● **WHAT IS REQUIRED**: Starting at the line that contains "Extract the structured", repeat each line of the listing below through the last one, exactly, and leave out every picture.

☆ ☆ ☆

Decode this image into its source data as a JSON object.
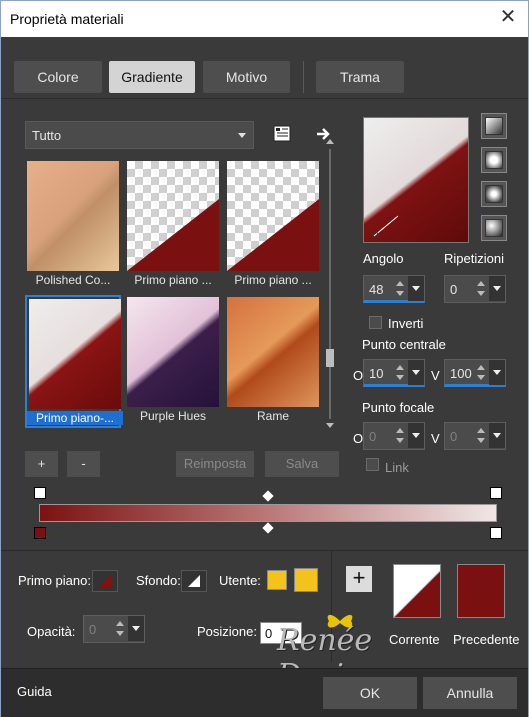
{
  "window": {
    "title": "Proprietà materiali",
    "close_icon": "close-icon"
  },
  "tabs": [
    {
      "label": "Colore",
      "active": false
    },
    {
      "label": "Gradiente",
      "active": true
    },
    {
      "label": "Motivo",
      "active": false
    },
    {
      "label": "Trama",
      "active": false
    }
  ],
  "category": {
    "value": "Tutto"
  },
  "presets": [
    {
      "label": "Polished Co...",
      "selected": false
    },
    {
      "label": "Primo piano ...",
      "selected": false
    },
    {
      "label": "Primo piano ...",
      "selected": false
    },
    {
      "label": "Primo piano-...",
      "selected": true
    },
    {
      "label": "Purple Hues",
      "selected": false
    },
    {
      "label": "Rame",
      "selected": false
    }
  ],
  "buttons": {
    "add": "+",
    "remove": "-",
    "reset": "Reimposta",
    "save": "Salva"
  },
  "params": {
    "angle_label": "Angolo",
    "angle_value": "48",
    "repeat_label": "Ripetizioni",
    "repeat_value": "0",
    "invert_label": "Inverti",
    "center_label": "Punto centrale",
    "center_h_label": "O",
    "center_h_value": "10",
    "center_v_label": "V",
    "center_v_value": "100",
    "focal_label": "Punto focale",
    "focal_h_label": "O",
    "focal_h_value": "0",
    "focal_v_label": "V",
    "focal_v_value": "0",
    "link_label": "Link"
  },
  "bottom": {
    "foreground_label": "Primo piano:",
    "background_label": "Sfondo:",
    "user_label": "Utente:",
    "opacity_label": "Opacità:",
    "opacity_value": "0",
    "position_label": "Posizione:",
    "position_value": "0",
    "current_label": "Corrente",
    "previous_label": "Precedente",
    "watermark": "Renée Design"
  },
  "footer": {
    "help": "Guida",
    "ok": "OK",
    "cancel": "Annulla"
  },
  "colors": {
    "accent": "#2d7fd1",
    "dark_red": "#7a1010",
    "yellow": "#f3c21b"
  }
}
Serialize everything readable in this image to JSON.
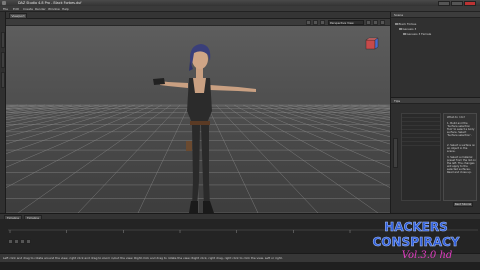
{
  "window": {
    "title": "DAZ Studio 4.8 Pro - Black Forbes.duf"
  },
  "menubar": {
    "items": [
      "File",
      "Edit",
      "Create",
      "Render",
      "Window",
      "Help"
    ]
  },
  "viewport": {
    "tab_label": "Viewport",
    "camera_label": "Perspective View",
    "grid_visible": true
  },
  "scene_pane": {
    "tab_label": "Scene",
    "rows": [
      "Black Forbes",
      "Genesis 3",
      "Genesis 3 Female"
    ]
  },
  "tips_pane": {
    "tab_label": "Tips",
    "text_1": "What do I do?",
    "text_2": "1. Build and the 'Surface selection Tool' to select a body surface. Select 'Surface selection'.",
    "text_3": "2. Select a surface on an object in the scene.",
    "text_4": "3. Select a material preset from the list on the left. The changes will apply to the selected surfaces. Read and close up.",
    "next_label": "Next Tutorial"
  },
  "timeline": {
    "tabs": [
      "Timeline",
      "Timeline"
    ],
    "frames": [
      0,
      5,
      10,
      15,
      20,
      25,
      30
    ]
  },
  "statusbar": {
    "text": "Left click and drag to rotate around the view, right click and drag to zoom in/out the view. Right click and drag to rotate the view; Right click, right drag, right click to click the view. Left or right."
  },
  "watermark": {
    "line1": "HACKERS",
    "line2": "CONSPIRACY",
    "line3": "Vol.3.0 hd"
  },
  "colors": {
    "accent": "#e03cc0",
    "logo_blue": "#2f5dd8",
    "grid": "#8a8a8a"
  }
}
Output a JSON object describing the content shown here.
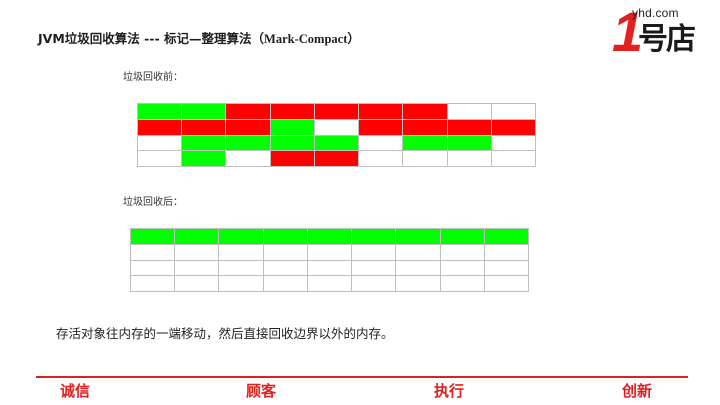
{
  "title": {
    "main": "JVM垃圾回收算法 --- 标记—整理算法（",
    "algo": "Mark-Compact",
    "close": "）"
  },
  "logo": {
    "domain": "yhd.com",
    "digit": "1",
    "name": "号店"
  },
  "colors": {
    "live": "#00ff00",
    "garbage": "#ff0000",
    "free": "#ffffff",
    "accent": "#e02020"
  },
  "before": {
    "caption": "垃圾回收前：",
    "rows": [
      [
        "g",
        "g",
        "r",
        "r",
        "r",
        "r",
        "r",
        "w",
        "w"
      ],
      [
        "r",
        "r",
        "r",
        "g",
        "w",
        "r",
        "r",
        "r",
        "r"
      ],
      [
        "w",
        "g",
        "g",
        "g",
        "g",
        "w",
        "g",
        "g",
        "w"
      ],
      [
        "w",
        "g",
        "w",
        "r",
        "r",
        "w",
        "w",
        "w",
        "w"
      ]
    ]
  },
  "after": {
    "caption": "垃圾回收后：",
    "rows": [
      [
        "g",
        "g",
        "g",
        "g",
        "g",
        "g",
        "g",
        "g",
        "g"
      ],
      [
        "w",
        "w",
        "w",
        "w",
        "w",
        "w",
        "w",
        "w",
        "w"
      ],
      [
        "w",
        "w",
        "w",
        "w",
        "w",
        "w",
        "w",
        "w",
        "w"
      ],
      [
        "w",
        "w",
        "w",
        "w",
        "w",
        "w",
        "w",
        "w",
        "w"
      ]
    ]
  },
  "summary": "存活对象往内存的一端移动，然后直接回收边界以外的内存。",
  "footer": [
    "诚信",
    "顾客",
    "执行",
    "创新"
  ]
}
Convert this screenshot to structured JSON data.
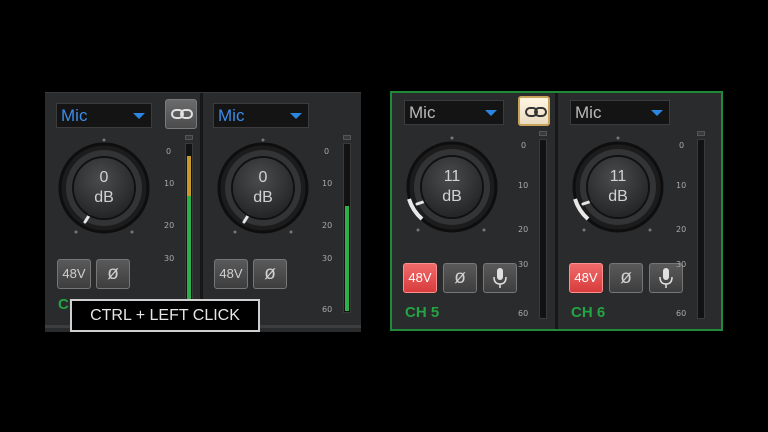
{
  "left_group": {
    "link_active": false,
    "channels": [
      {
        "input": "Mic",
        "gain_value": "0",
        "gain_unit": "dB",
        "phantom_label": "48V",
        "phase_symbol": "ø",
        "label": "CH"
      },
      {
        "input": "Mic",
        "gain_value": "0",
        "gain_unit": "dB",
        "phantom_label": "48V",
        "phase_symbol": "ø"
      }
    ],
    "meter_scale": [
      "0",
      "10",
      "20",
      "30",
      "60"
    ]
  },
  "right_group": {
    "link_active": true,
    "channels": [
      {
        "input": "Mic",
        "gain_value": "11",
        "gain_unit": "dB",
        "phantom_label": "48V",
        "phase_symbol": "ø",
        "label": "CH 5"
      },
      {
        "input": "Mic",
        "gain_value": "11",
        "gain_unit": "dB",
        "phantom_label": "48V",
        "phase_symbol": "ø",
        "label": "CH 6"
      }
    ],
    "meter_scale": [
      "0",
      "10",
      "20",
      "30",
      "60"
    ]
  },
  "tooltip": "CTRL + LEFT CLICK",
  "colors": {
    "accent_blue": "#3c8be6",
    "group_border": "#1f8a3a",
    "channel_label": "#24a443",
    "phantom_on": "#e34848"
  }
}
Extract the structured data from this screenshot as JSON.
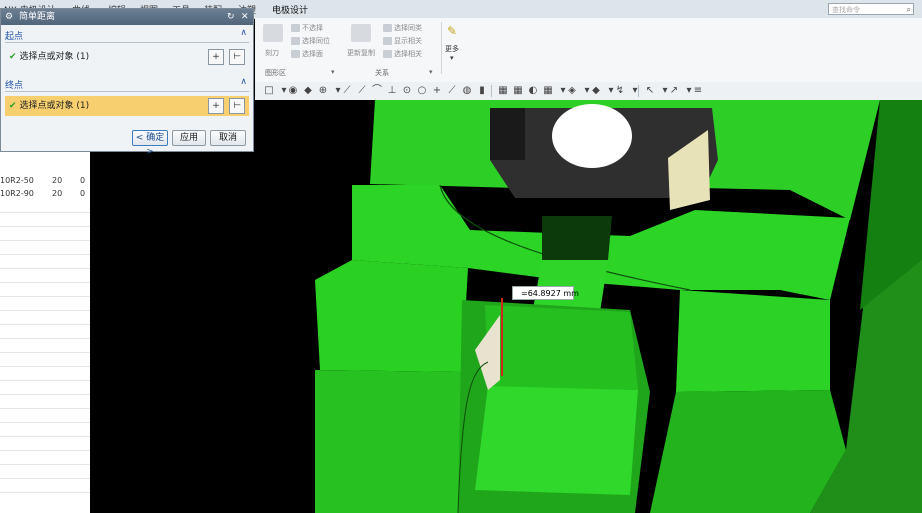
{
  "menu": {
    "items": [
      "NX 电极设计",
      "曲线",
      "编辑",
      "视图",
      "工具",
      "装配",
      "注塑",
      "电极设计"
    ],
    "search_placeholder": "查找命令"
  },
  "ribbon": {
    "group1": {
      "buttons": [
        "刻刀",
        "不选择",
        "选择同位",
        "选择面"
      ],
      "label": "图形区"
    },
    "group2": {
      "buttons": [
        "更新复制",
        "选择同类",
        "显示相关",
        "选择相关"
      ],
      "label": "关系"
    },
    "more_label": "更多"
  },
  "dialog": {
    "title": "简单距离",
    "start_section": "起点",
    "start_value": "选择点或对象 (1)",
    "end_section": "终点",
    "end_value": "选择点或对象 (1)",
    "ok_label": "< 确定 >",
    "apply_label": "应用",
    "cancel_label": "取消"
  },
  "left_list": {
    "rows": [
      {
        "name": "10R2-50",
        "col2": "20",
        "col3": "0"
      },
      {
        "name": "10R2-90",
        "col2": "20",
        "col3": "0"
      }
    ]
  },
  "measure": {
    "value": "=64.8927 mm"
  },
  "colors": {
    "model_green": "#22c41e",
    "selection_orange": "#f7cf6e",
    "viewport_bg": "#000000"
  }
}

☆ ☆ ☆

● **THE COMPLETED TASK**:
Extract the structured data from this screenshot as JSON.
{
  "menu": {
    "items": [
      "NX 电极设计",
      "曲线",
      "编辑",
      "视图",
      "工具",
      "装配",
      "注塑",
      "电极设计"
    ],
    "search_placeholder": "查找命令"
  },
  "ribbon": {
    "group1": {
      "buttons": [
        "刻刀",
        "不选择",
        "选择同位",
        "选择面"
      ],
      "label": "图形区"
    },
    "group2": {
      "buttons": [
        "更新复制",
        "选择同类",
        "显示相关",
        "选择相关"
      ],
      "label": "关系"
    },
    "more_label": "更多"
  },
  "dialog": {
    "title": "简单距离",
    "start_section": "起点",
    "start_value": "选择点或对象 (1)",
    "end_section": "终点",
    "end_value": "选择点或对象 (1)",
    "ok_label": "< 确定 >",
    "apply_label": "应用",
    "cancel_label": "取消"
  },
  "left_list": {
    "rows": [
      {
        "name": "10R2-50",
        "col2": "20",
        "col3": "0"
      },
      {
        "name": "10R2-90",
        "col2": "20",
        "col3": "0"
      }
    ]
  },
  "measure": {
    "value": "=64.8927 mm"
  },
  "colors": {
    "model_green": "#22c41e",
    "selection_orange": "#f7cf6e",
    "viewport_bg": "#000000"
  }
}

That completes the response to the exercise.